the simulations, we assumed a globally uniform and constant-with-time
distribution of GW momentum fluxes. The magnitudes of the fluxes were chosen
from observations to capture the “background” effect of small-scale waves,
as described in detail in our earlier works

Finally, other limitations in the model can result in imperfections with the
simulated mean fields and, as a consequence, erroneous estimates of cloud
formation probability

We presented simulations with the Max Planck Institute Martian General
Circulation Model (MPI-MGCM)

Inclusion of effects of small-scale GWs facilitates

GWs lead to

Simulations reveal strong seasonal variations of GW effects in the upper mesosphere and lower
thermosphere with solstitial maxima: eastward GW drag peaks during the summer
solstices and westward GW
drag maximizes around the winter solstices with up to

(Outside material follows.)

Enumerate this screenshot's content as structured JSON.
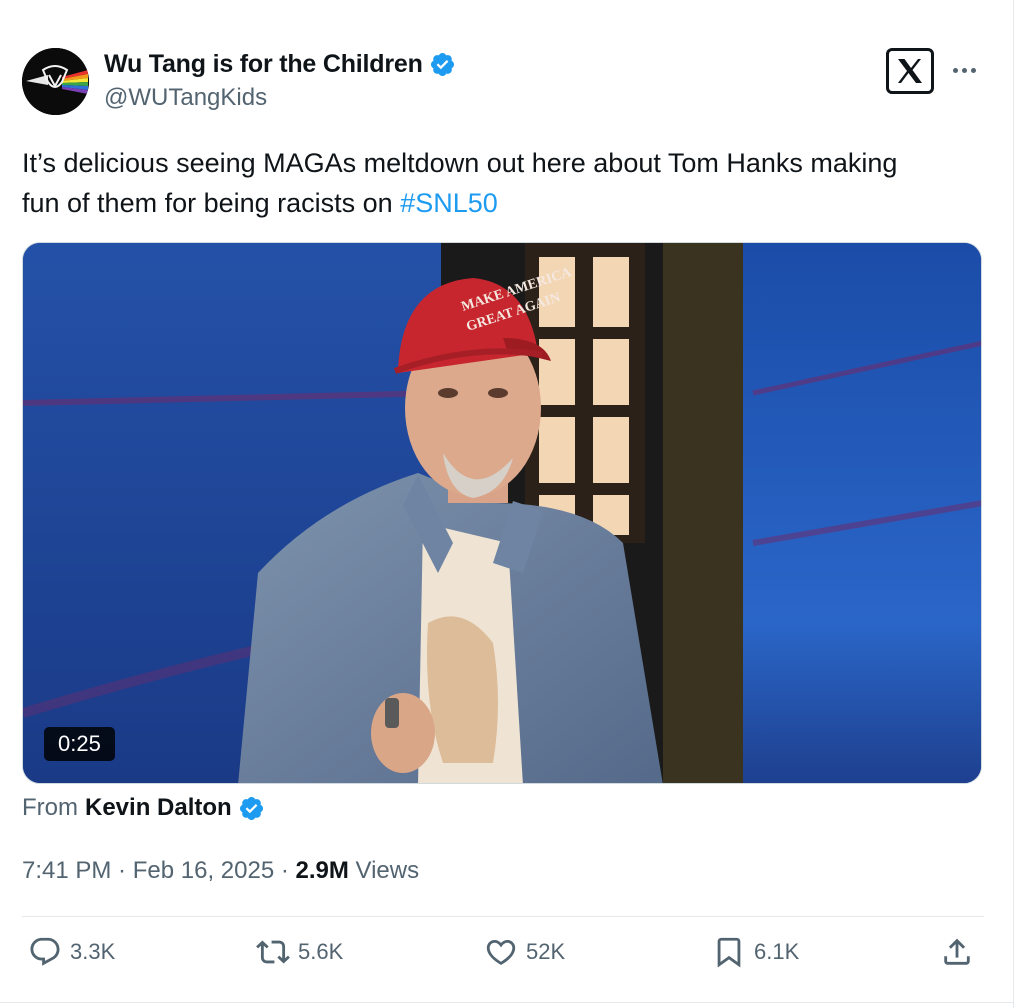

Around the mesopause, GW-induced temperature fluctuations

Overall, GW temperature fluctuations substantially correlate with the cloud formation probability, in particular at middle and high latitudes in the upper mesosphere and mesopause region during all seasons.

Cloud formation exhibits strong seasonal variations larger than 30 %, with summer solstitial maxima at high latitudes in the mesosphere and around the mesopause.

The simulated seasonal variations of cloud probabilities in the mesosphere are in reasonable agreement with previous detections of two distinct mesospheric types of clouds, i.e., equatorial and mid-latitude clouds.

This study has shown that accounting for GW-induced temperature fluctuations
in the Martian GCM reproduces supersaturated cold temperatures in the upper
mesosphere throughout all seasons. GWs maintain globally cooler air, which is
necessary for ice cloud formation, and help to explain some features of the
observed seasonal behavior of high-altitude

This study also puts forward new questions. Are our results concerning
shaping the seasonal behavior of ice clouds model-specific? Can

Upon request, the data used for the publication of this research are available from Erdal Yiğit (eyigit@gmu.edu).

Mars demonstrates in terms of planetary parameters some similarities as well
as differences to Earth as summarized in Table

In planetary atmospheres, one “sol” refers to the duration of a solar day
on Mars. The length of a day is longer on Mars than on Earth. One Martian sol
is about 24 h and 39 min (i.e., 24.65 h), and thus slightly longer than an
Earth day. One Martian year is 687 days long or 669 Martian sols. Due to
different eccentricities of Mars and Earth, their distance can vary
significantly over the course of their orbital motion around the Sun. Martian
seasons are described by the solar longitude

Some key planetary parameters of Earth and Mars.

The solar distance designates the average distance from the Sun,
given in terms of AU

EY performed the simulations and wrote a substantial portion of the paper. ASM significantly contributed to writing and analysis of research results. PH contributed to the discussion of results.

The authors declare that they have no conflict of interest.

The modeling data supporting the figures presented in this paper can be obtained from EY (eyigit@gmu.edu). This work was partially supported by German Science Foundation (DFG) grant HA3261/8-1. EY was funded by National Science Foundation (NSF) grant AGS 1452137.Edited by: Petr Pisoft Reviewed by: two anonymous referees